Where refugee camps are ‘settlements’: the older people fleeing South Sudan for Uganda
The dust gets everywhere. Even with all of the car windows closed for the entire ten-hour journey, we are all covered in fine, red dust as we clamber out of the vehicle into the sweltering heat of the refugee settlement. Having never been to a refugee camp, I'm unsure of what to expect and tried hard to suppress the rising anxiety in the pit of my stomach. I was picturing the death and starvation I'd seen in camps around the world on TV, but the reality of this settlement doesn't seem the same.
When I arrived at the Numanzi camp, we walked over to at least 200 older people, many accompanied by the children they care for, under a huge tree at the centre of the settlement. They were expecting us, and burst into a joyous traditional song and danced as we approach. It's beautiful and moving to everyone sharing the music in defiance of the horrific things they all must have bared witness to in the long lives of the older men and women, and the short lives of their younger counterparts.
Adjumani in Uganda borders South Sudan to the north and is the main entry point for South Sudanese refugees, the numbers of which have increased rapidly due to new threats of horrific violence and terror. Uganda is unique in east Africa for its favourable laws for refugees and because of this over 199,000 people have arrived in Adjumani since the domestic and political situations worsened in South Sudan in 2013.
Refugee camps are much more commonly referred to as 'settlements' here, as the rules restricting movement typically found in areas such as this are more relaxed than in other parts of the world.
The story of David and the work of HelpAge
Our translator, who expertly translates between Dinka, Luganda and English, enables us to hear directly from the older people. David is 70. He and his wife care for their three young grandchildren. His daughter and her husband were killed by violence in their village before the family fled to Adjumani. He speaks passionately about how the most important thing is that his grandchildren are able to go to school and get a good education.
David is a key member of one of the older people's groups set up by HelpAge in the settlement. He went on to talk about how much he valued the work of the HelpAge staff in Adjumani, something we heard from every older person who spoke to us.

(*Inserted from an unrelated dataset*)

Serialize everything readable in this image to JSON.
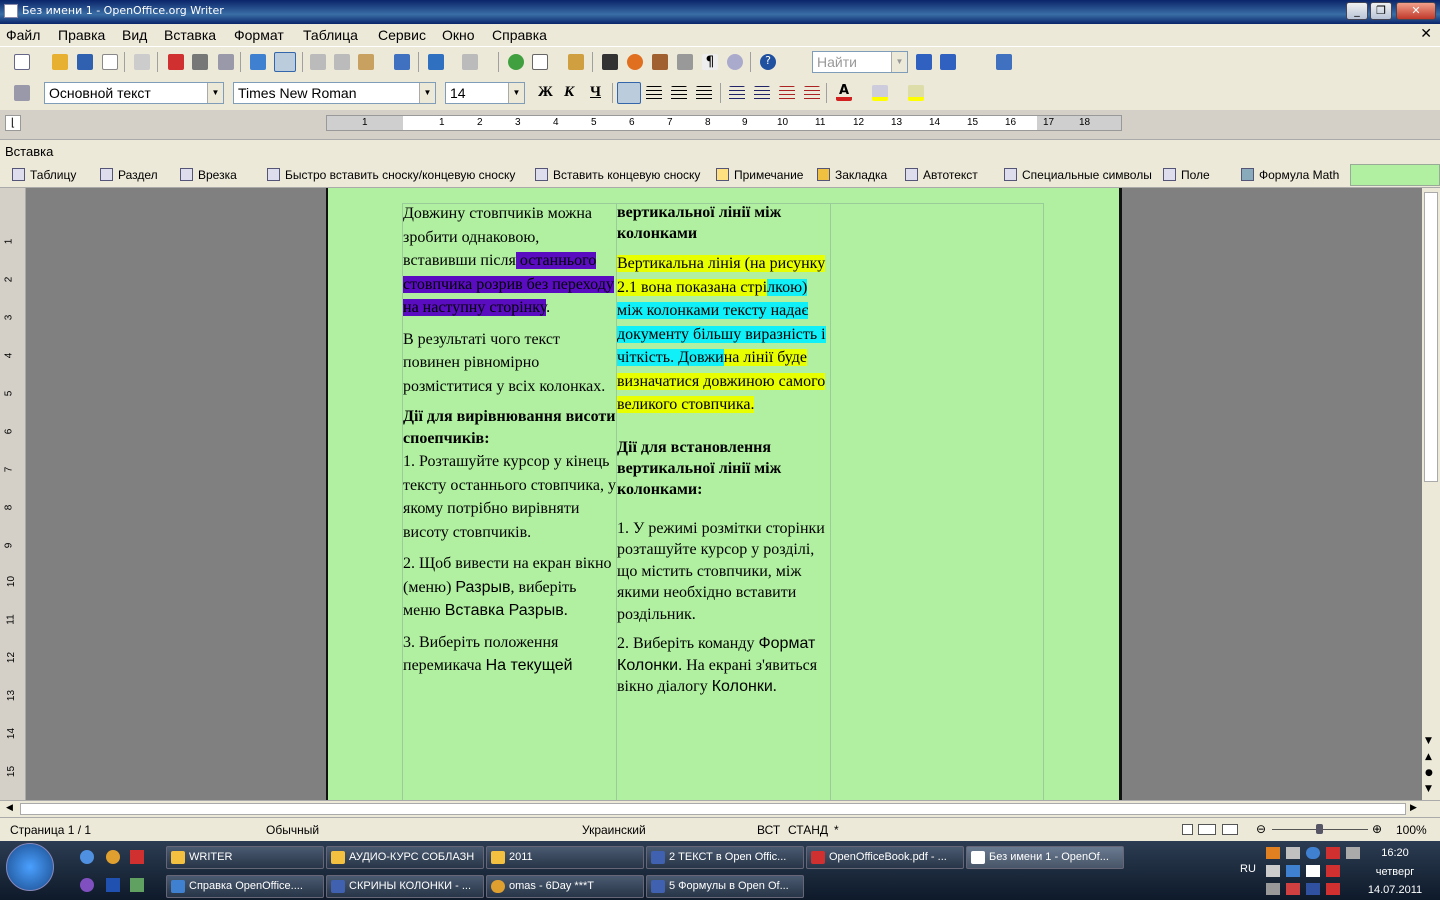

But we have so much more to do. Many older people are predominantly concerned about their children and grandchildren, and many of them are the main carers for grandchildren whose parents have either died or have had to return to South Sudan.
Collecting data on how many older people in refugee camps are carers continues to prove difficult, but working with other organisations will allow us to refine this and eventually show the true picture.
This is just one of the many challenges older people here face. But with the help of dedicated volunteers and monitoring group members, as well as the involvement and determination of the older people themselves, older men and women are being better considered in these refugee settings.